I treat the Guardian 3 as a folding knife substitute. The 3.5 is a bit larger, and might be more of an outdoors knife. I’ve been using more as a workshop knife. The Guardian 3 is in my office/electronics workspace, the 3.5 in the garage.
I’d say the 3D machined handles are vastly more comfortable than the 2D checkered handles. I still went with the 2D checkered on my purple 3.5, partly for the cost savings, partly because of the idea that it’ll be grippier if I need to use it with slimy, wet, or gloved hands.
Long story short, I’m not quite sure what to recommend. If you’re interested in a $100+ fixed blade knife, this is a great deal, but you might want to do some research on the blade alloy, to see if it’ll fit your needs or preferences.
I’m partly feeling buyer’s remorse about my 2D purple Guardian 3.5, but not a lot. M390 is a superb blade steel, and my knife will get an additional 6 months of use until the Massdrop versions even ship out.
I hadn’t expected to provide this much commentary, but hopefully it’ll help anyone who is seriously considering buying the Massdrop Guardian 3.5 knife.
I personally haven’t made my mind up yet, but will probably pass, unless there might be strong interest in a review of the Nitro-V Guardian knife in the future. I have enough Guardian knives to fill my editorial needs, and any one of them would be enough for my personal usage needs.
Update: Looking at BladeHQ, there are a couple of economical versions of the Guardian 3.5, with 2D handles and N690 blade steel, priced at $130 and $140, depending on handle.
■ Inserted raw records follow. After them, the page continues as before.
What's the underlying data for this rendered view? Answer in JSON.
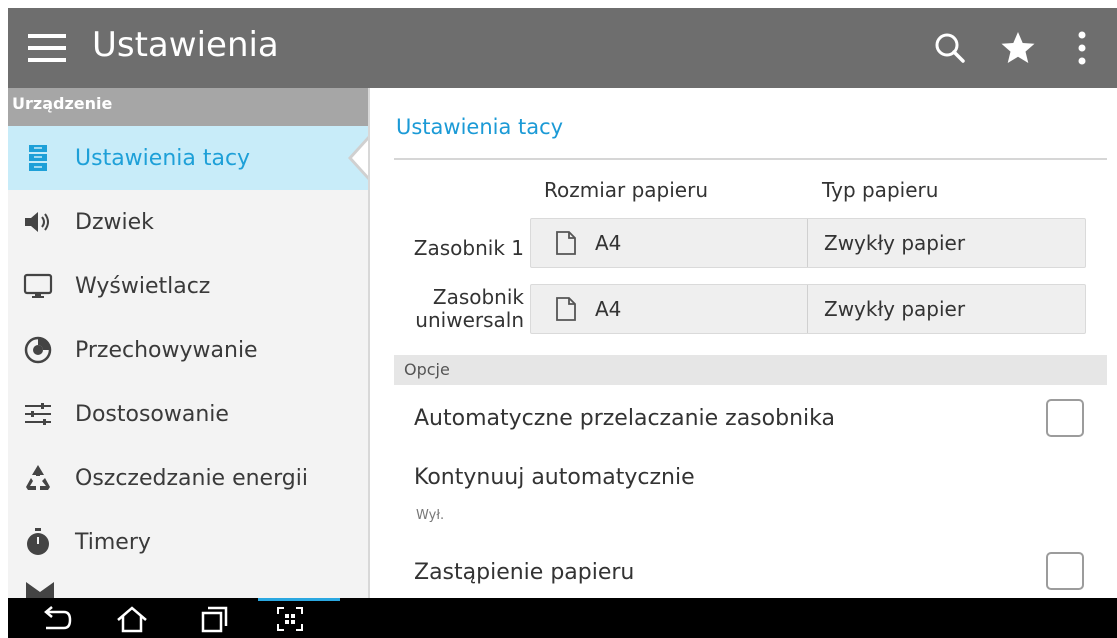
{
  "app": {
    "title": "Ustawienia"
  },
  "toolbar": {
    "icons": [
      "menu-icon",
      "search-icon",
      "star-icon",
      "more-vert-icon"
    ]
  },
  "sidebar": {
    "section": "Urządzenie",
    "items": [
      {
        "label": "Ustawienia tacy",
        "icon": "tray-icon",
        "active": true
      },
      {
        "label": "Dzwiek",
        "icon": "speaker-icon"
      },
      {
        "label": "Wyświetlacz",
        "icon": "monitor-icon"
      },
      {
        "label": "Przechowywanie",
        "icon": "storage-icon"
      },
      {
        "label": "Dostosowanie",
        "icon": "sliders-icon"
      },
      {
        "label": "Oszczedzanie energii",
        "icon": "recycle-icon"
      },
      {
        "label": "Timery",
        "icon": "timer-icon"
      }
    ]
  },
  "main": {
    "heading": "Ustawienia tacy",
    "columns": {
      "size": "Rozmiar papieru",
      "type": "Typ papieru"
    },
    "trays": [
      {
        "label": "Zasobnik 1",
        "size": "A4",
        "type": "Zwykły papier"
      },
      {
        "label_line1": "Zasobnik",
        "label_line2": "uniwersaln",
        "size": "A4",
        "type": "Zwykły papier"
      }
    ],
    "options_header": "Opcje",
    "options": [
      {
        "label": "Automatyczne przelaczanie zasobnika",
        "checked": false
      },
      {
        "label": "Kontynuuj automatycznie",
        "value": "Wył."
      },
      {
        "label": "Zastąpienie papieru",
        "checked": false
      }
    ]
  },
  "navbar": {
    "icons": [
      "back-icon",
      "home-icon",
      "recents-icon",
      "screenshot-icon"
    ]
  },
  "colors": {
    "topbar": "#6e6e6e",
    "accent": "#1ea0d8",
    "active_bg": "#c8ecf9"
  }
}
That’s a tough one. $130 for a 2D-handled Guardian 3.5 with N690 steel, which is a little better known from what I’ve seen, or $120-130 for a 3D-handled Guardian 3.5 with Nitro-V? Maybe there’s a reason, aside from cost, that the Massdrop Guardian 3.5 features Nitro-V and not N690?